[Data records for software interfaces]
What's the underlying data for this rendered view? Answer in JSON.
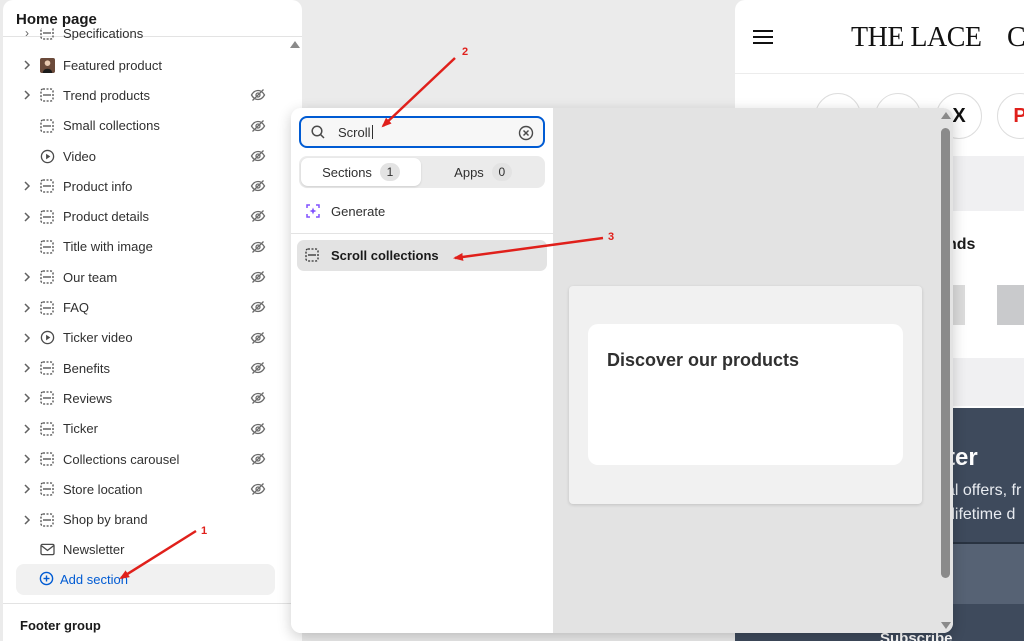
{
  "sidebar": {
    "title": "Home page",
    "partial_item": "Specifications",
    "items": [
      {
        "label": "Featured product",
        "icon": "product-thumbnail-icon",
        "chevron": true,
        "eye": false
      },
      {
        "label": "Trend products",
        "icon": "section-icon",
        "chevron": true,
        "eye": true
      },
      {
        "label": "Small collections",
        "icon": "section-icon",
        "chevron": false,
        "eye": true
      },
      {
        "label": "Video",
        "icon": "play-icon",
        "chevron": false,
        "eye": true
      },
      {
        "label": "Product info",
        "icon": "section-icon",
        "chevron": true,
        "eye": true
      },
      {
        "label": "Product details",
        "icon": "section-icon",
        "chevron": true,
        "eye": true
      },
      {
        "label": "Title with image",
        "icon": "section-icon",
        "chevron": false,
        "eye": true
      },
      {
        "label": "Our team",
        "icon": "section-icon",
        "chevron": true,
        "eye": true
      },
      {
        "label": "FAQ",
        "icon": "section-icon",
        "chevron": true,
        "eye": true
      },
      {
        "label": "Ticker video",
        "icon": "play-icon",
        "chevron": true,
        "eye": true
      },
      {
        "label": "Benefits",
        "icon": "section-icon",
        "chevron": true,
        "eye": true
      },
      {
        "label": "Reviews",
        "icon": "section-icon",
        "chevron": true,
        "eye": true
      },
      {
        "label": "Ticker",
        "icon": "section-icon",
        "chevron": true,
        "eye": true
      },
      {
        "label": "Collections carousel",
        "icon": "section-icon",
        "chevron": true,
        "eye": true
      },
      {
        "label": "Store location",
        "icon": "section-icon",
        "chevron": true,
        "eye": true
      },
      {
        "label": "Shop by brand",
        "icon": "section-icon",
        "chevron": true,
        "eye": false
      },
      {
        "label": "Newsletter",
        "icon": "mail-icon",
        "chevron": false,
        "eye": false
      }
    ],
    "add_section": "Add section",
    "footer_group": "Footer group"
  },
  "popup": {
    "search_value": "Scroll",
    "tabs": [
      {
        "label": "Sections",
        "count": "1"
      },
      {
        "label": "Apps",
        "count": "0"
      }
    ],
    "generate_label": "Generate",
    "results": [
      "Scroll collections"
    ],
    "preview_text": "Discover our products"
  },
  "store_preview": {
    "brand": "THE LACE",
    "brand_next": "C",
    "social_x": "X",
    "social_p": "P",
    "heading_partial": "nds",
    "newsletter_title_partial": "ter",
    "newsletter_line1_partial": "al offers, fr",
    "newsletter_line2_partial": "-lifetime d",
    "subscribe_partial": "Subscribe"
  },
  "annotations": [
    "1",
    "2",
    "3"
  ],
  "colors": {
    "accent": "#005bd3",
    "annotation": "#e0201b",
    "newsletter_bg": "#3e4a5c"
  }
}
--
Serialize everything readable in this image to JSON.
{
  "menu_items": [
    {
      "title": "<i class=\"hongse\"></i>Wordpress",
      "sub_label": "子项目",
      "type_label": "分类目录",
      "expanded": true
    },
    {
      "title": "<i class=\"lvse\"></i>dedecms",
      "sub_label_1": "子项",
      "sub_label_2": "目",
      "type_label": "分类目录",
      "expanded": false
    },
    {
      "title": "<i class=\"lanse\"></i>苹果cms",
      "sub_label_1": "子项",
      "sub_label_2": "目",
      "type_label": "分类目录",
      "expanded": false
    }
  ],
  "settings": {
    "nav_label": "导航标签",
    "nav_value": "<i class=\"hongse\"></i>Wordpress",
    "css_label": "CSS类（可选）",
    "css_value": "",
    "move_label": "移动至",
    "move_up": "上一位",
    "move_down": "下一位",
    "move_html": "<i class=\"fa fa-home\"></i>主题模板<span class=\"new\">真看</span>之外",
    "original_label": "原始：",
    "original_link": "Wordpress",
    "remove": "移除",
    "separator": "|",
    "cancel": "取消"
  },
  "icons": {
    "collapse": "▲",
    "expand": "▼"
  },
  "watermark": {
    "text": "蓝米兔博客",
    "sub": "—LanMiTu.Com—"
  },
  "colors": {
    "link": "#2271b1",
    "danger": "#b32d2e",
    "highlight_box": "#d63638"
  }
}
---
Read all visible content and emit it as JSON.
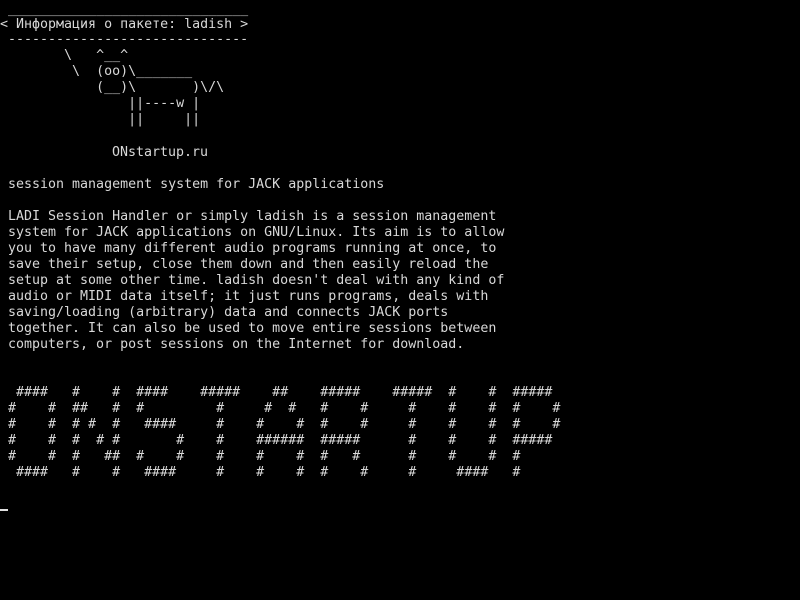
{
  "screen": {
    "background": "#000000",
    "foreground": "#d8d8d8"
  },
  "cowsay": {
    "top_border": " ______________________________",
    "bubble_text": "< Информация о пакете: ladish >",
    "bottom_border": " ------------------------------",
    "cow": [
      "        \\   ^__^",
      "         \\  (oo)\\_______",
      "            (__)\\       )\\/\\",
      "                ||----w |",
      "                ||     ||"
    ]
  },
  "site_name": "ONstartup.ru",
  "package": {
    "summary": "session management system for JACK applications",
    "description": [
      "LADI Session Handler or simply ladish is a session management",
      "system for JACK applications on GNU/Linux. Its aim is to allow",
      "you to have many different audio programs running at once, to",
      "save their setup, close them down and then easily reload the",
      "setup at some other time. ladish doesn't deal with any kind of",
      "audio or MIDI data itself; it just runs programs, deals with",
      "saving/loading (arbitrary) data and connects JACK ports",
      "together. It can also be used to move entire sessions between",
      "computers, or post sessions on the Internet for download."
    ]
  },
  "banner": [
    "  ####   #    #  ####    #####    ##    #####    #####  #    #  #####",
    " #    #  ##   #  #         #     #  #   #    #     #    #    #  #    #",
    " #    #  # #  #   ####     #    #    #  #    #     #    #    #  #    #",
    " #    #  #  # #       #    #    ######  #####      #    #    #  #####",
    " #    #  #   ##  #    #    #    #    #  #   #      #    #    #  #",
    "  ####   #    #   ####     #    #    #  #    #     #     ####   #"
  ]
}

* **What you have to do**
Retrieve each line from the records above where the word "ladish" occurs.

* **Result for this exercise**
    "bubble_text": "< Информация о пакете: ladish >",
      "LADI Session Handler or simply ladish is a session management",
      "setup at some other time. ladish doesn't deal with any kind of",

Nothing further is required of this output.